Website and app data records:
=== Section Start ===
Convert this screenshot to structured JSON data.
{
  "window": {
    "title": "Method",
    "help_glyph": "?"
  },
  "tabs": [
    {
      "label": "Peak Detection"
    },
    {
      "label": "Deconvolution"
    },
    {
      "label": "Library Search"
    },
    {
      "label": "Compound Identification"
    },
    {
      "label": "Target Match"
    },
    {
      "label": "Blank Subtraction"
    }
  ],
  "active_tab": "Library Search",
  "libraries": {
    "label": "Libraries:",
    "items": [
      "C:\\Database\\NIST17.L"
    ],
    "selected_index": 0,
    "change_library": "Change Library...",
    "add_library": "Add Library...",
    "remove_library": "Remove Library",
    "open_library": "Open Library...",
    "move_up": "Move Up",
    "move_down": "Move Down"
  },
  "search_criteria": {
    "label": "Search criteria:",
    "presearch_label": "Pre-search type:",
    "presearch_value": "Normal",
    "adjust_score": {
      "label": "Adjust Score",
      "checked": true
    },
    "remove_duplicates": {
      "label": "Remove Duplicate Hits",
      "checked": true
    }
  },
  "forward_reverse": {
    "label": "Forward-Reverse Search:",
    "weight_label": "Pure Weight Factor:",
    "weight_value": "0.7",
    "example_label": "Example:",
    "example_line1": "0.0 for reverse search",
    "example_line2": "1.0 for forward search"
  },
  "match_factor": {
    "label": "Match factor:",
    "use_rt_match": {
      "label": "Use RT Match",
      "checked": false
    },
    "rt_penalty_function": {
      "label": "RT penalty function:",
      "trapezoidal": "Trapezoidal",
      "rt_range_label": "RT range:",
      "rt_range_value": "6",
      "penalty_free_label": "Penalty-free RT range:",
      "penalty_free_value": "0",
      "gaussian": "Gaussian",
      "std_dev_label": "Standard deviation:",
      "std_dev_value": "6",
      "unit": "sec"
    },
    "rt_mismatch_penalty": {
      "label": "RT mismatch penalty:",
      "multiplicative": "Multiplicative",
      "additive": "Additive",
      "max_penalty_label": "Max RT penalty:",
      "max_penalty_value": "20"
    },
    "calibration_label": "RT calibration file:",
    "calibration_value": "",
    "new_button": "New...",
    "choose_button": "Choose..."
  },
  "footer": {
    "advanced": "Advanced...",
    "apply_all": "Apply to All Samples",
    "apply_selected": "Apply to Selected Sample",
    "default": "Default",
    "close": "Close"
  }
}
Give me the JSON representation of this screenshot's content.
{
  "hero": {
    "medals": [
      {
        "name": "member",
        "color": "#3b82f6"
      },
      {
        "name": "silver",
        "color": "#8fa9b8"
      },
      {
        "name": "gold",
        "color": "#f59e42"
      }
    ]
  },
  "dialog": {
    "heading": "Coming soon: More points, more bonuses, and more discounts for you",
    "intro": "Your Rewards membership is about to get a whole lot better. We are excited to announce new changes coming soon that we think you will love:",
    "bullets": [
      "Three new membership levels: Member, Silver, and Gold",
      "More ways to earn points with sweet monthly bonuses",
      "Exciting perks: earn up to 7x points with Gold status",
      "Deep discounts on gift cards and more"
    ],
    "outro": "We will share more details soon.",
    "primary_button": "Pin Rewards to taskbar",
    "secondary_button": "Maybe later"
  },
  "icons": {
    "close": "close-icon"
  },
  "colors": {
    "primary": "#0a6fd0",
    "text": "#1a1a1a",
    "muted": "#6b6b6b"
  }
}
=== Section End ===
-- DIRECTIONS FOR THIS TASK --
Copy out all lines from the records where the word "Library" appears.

-- RESULT OF THIS TASK --
      "label": "Library Search"
  "active_tab": "Library Search",
    "change_library": "Change Library...",
    "add_library": "Add Library...",
    "remove_library": "Remove Library",
    "open_library": "Open Library...",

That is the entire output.